Content starts
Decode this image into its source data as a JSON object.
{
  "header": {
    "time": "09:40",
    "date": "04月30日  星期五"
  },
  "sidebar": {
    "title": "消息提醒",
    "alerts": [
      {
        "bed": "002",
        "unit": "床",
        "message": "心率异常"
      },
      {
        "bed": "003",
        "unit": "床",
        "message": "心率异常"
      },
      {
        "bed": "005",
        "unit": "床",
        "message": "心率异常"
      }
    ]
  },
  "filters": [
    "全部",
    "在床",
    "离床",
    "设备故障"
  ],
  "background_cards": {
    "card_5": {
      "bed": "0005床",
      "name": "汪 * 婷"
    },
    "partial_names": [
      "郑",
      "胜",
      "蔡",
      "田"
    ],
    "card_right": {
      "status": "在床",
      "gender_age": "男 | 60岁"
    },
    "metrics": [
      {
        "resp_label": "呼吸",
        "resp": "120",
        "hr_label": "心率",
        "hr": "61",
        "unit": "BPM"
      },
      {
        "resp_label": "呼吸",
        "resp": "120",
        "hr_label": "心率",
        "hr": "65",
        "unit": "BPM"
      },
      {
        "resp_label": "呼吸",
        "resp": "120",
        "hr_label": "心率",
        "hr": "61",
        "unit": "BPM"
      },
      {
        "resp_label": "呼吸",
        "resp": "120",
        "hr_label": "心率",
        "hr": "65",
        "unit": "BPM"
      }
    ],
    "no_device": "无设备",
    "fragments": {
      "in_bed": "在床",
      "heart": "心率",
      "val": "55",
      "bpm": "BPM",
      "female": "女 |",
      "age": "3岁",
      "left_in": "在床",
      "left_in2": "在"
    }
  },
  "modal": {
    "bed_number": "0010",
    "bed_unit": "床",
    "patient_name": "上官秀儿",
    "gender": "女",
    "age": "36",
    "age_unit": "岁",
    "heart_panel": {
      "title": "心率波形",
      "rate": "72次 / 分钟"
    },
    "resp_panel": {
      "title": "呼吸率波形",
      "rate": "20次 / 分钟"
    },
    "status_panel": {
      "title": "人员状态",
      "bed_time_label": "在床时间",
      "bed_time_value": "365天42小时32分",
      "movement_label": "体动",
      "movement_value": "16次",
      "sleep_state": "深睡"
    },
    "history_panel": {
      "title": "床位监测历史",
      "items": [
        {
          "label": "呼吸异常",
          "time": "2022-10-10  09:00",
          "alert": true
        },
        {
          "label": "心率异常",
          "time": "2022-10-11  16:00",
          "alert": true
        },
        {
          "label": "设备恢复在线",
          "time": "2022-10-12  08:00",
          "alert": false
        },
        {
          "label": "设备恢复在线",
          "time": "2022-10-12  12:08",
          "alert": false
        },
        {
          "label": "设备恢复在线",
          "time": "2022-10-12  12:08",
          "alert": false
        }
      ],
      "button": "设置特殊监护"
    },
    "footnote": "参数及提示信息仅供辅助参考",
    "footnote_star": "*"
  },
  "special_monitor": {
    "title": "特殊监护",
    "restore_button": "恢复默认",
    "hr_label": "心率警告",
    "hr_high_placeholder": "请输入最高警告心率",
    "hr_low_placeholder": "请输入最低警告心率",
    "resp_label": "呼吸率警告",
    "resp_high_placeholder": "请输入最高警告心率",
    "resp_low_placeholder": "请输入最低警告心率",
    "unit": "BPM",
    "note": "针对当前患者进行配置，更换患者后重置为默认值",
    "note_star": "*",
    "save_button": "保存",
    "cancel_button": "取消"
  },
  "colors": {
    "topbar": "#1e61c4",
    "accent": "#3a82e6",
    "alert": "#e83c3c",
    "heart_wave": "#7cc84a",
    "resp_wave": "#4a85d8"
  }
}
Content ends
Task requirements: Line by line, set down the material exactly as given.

Result below:
Decode this image into its source data as a JSON object.
{
  "header": {
    "time": "09:40",
    "date": "04月30日  星期五"
  },
  "sidebar": {
    "title": "消息提醒",
    "alerts": [
      {
        "bed": "002",
        "unit": "床",
        "message": "心率异常"
      },
      {
        "bed": "003",
        "unit": "床",
        "message": "心率异常"
      },
      {
        "bed": "005",
        "unit": "床",
        "message": "心率异常"
      }
    ]
  },
  "filters": [
    "全部",
    "在床",
    "离床",
    "设备故障"
  ],
  "background_cards": {
    "card_5": {
      "bed": "0005床",
      "name": "汪 * 婷"
    },
    "partial_names": [
      "郑",
      "胜",
      "蔡",
      "田"
    ],
    "card_right": {
      "status": "在床",
      "gender_age": "男 | 60岁"
    },
    "metrics": [
      {
        "resp_label": "呼吸",
        "resp": "120",
        "hr_label": "心率",
        "hr": "61",
        "unit": "BPM"
      },
      {
        "resp_label": "呼吸",
        "resp": "120",
        "hr_label": "心率",
        "hr": "65",
        "unit": "BPM"
      },
      {
        "resp_label": "呼吸",
        "resp": "120",
        "hr_label": "心率",
        "hr": "61",
        "unit": "BPM"
      },
      {
        "resp_label": "呼吸",
        "resp": "120",
        "hr_label": "心率",
        "hr": "65",
        "unit": "BPM"
      }
    ],
    "no_device": "无设备",
    "fragments": {
      "in_bed": "在床",
      "heart": "心率",
      "val": "55",
      "bpm": "BPM",
      "female": "女 |",
      "age": "3岁",
      "left_in": "在床",
      "left_in2": "在"
    }
  },
  "modal": {
    "bed_number": "0010",
    "bed_unit": "床",
    "patient_name": "上官秀儿",
    "gender": "女",
    "age": "36",
    "age_unit": "岁",
    "heart_panel": {
      "title": "心率波形",
      "rate": "72次 / 分钟"
    },
    "resp_panel": {
      "title": "呼吸率波形",
      "rate": "20次 / 分钟"
    },
    "status_panel": {
      "title": "人员状态",
      "bed_time_label": "在床时间",
      "bed_time_value": "365天42小时32分",
      "movement_label": "体动",
      "movement_value": "16次",
      "sleep_state": "深睡"
    },
    "history_panel": {
      "title": "床位监测历史",
      "items": [
        {
          "label": "呼吸异常",
          "time": "2022-10-10  09:00",
          "alert": true
        },
        {
          "label": "心率异常",
          "time": "2022-10-11  16:00",
          "alert": true
        },
        {
          "label": "设备恢复在线",
          "time": "2022-10-12  08:00",
          "alert": false
        },
        {
          "label": "设备恢复在线",
          "time": "2022-10-12  12:08",
          "alert": false
        },
        {
          "label": "设备恢复在线",
          "time": "2022-10-12  12:08",
          "alert": false
        }
      ],
      "button": "设置特殊监护"
    },
    "footnote": "参数及提示信息仅供辅助参考",
    "footnote_star": "*"
  },
  "special_monitor": {
    "title": "特殊监护",
    "restore_button": "恢复默认",
    "hr_label": "心率警告",
    "hr_high_placeholder": "请输入最高警告心率",
    "hr_low_placeholder": "请输入最低警告心率",
    "resp_label": "呼吸率警告",
    "resp_high_placeholder": "请输入最高警告心率",
    "resp_low_placeholder": "请输入最低警告心率",
    "unit": "BPM",
    "note": "针对当前患者进行配置，更换患者后重置为默认值",
    "note_star": "*",
    "save_button": "保存",
    "cancel_button": "取消"
  },
  "colors": {
    "topbar": "#1e61c4",
    "accent": "#3a82e6",
    "alert": "#e83c3c",
    "heart_wave": "#7cc84a",
    "resp_wave": "#4a85d8"
  }
}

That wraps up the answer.